A nurse is suing a Michigan hospital, alleging discrimination because managers agreed to a father's request that no black medical staff care for his baby.
The lawsuit alleges that a note was attached to the newborn's care chart stating that "NO AFRICAN AMERICAN NURSE TO TAKE CARE OF BABY."
The situation started when the father approached African-American nurse Tonya Battle while she was caring for his baby in the neonatal ICU of the Hurley Medical Center in Flint.
When she introduced herself, he asked to speak to her supervisor, to whom he explained that he didn't want African-Americans looking after his child. He also showed a tattoo that may have been "a swastika of some kind," the lawsuit alleges. Later Battle's manager phoned her at home and told her that the father's request would be granted.
Eventually the hospital's lawyer told staff they had to stop honoring the man's request, but prior to that, more than a month had passed during which no black staff had been permitted to care for the baby.

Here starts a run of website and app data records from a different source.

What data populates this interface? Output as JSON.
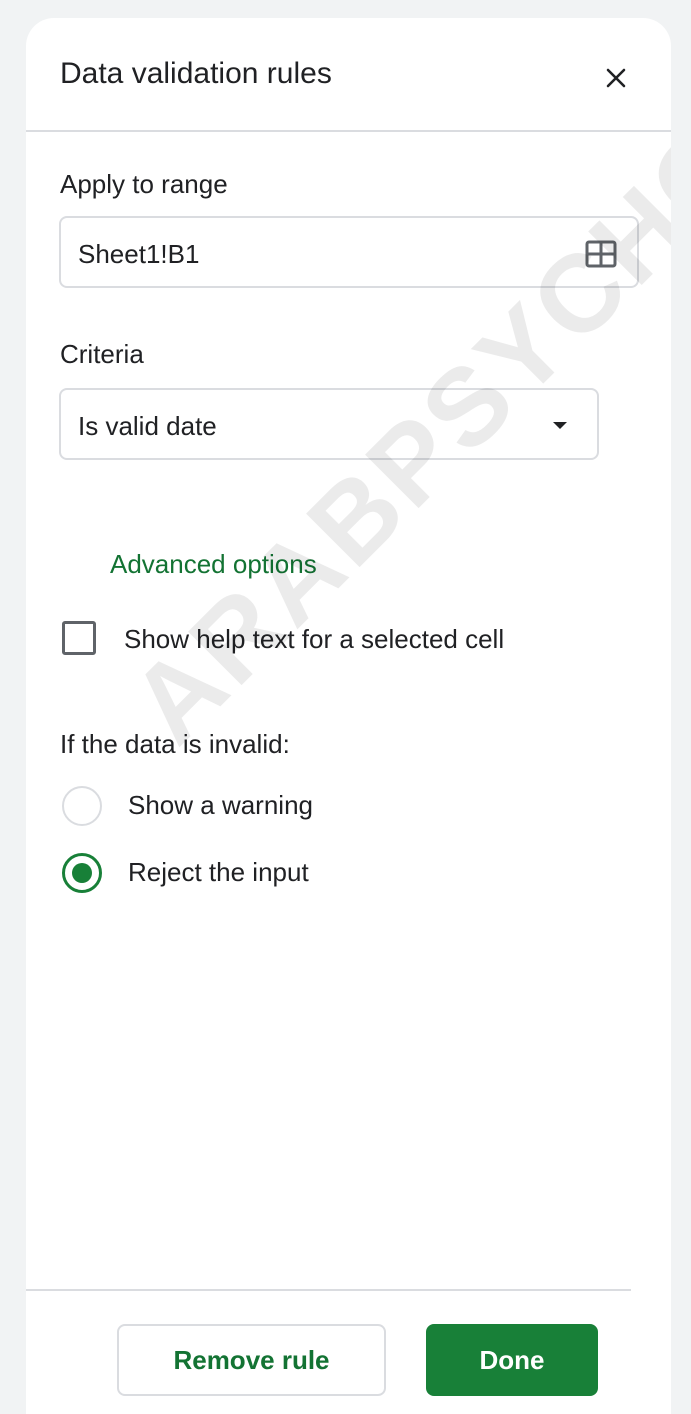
{
  "panel": {
    "title": "Data validation rules",
    "close_icon": "close-icon"
  },
  "range": {
    "label": "Apply to range",
    "value": "Sheet1!B1",
    "icon": "select-range-grid-icon"
  },
  "criteria": {
    "label": "Criteria",
    "selected": "Is valid date",
    "icon": "dropdown-caret-icon"
  },
  "advanced": {
    "label": "Advanced options",
    "help_text_checkbox": {
      "label": "Show help text for a selected cell",
      "checked": false
    },
    "invalid_heading": "If the data is invalid:",
    "options": [
      {
        "label": "Show a warning",
        "selected": false
      },
      {
        "label": "Reject the input",
        "selected": true
      }
    ]
  },
  "footer": {
    "remove_label": "Remove rule",
    "done_label": "Done"
  },
  "watermark": "ARABPSYCHO",
  "colors": {
    "accent": "#188038",
    "accent_text": "#137333",
    "border": "#dadce0",
    "text": "#202124"
  }
}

The case "puts into tension two different facets of the law," law prof. Lance Gable told the Detroit Free Press. Women patients can chose to see female gynecologists, for instance. But discriminating among medical staff on racial grounds probably breaches the 1964 Civil Rights Act, among other laws. "The bottom line is that the law is not clear about this, although I suspect the nurse will have a pretty strong case," Gable said.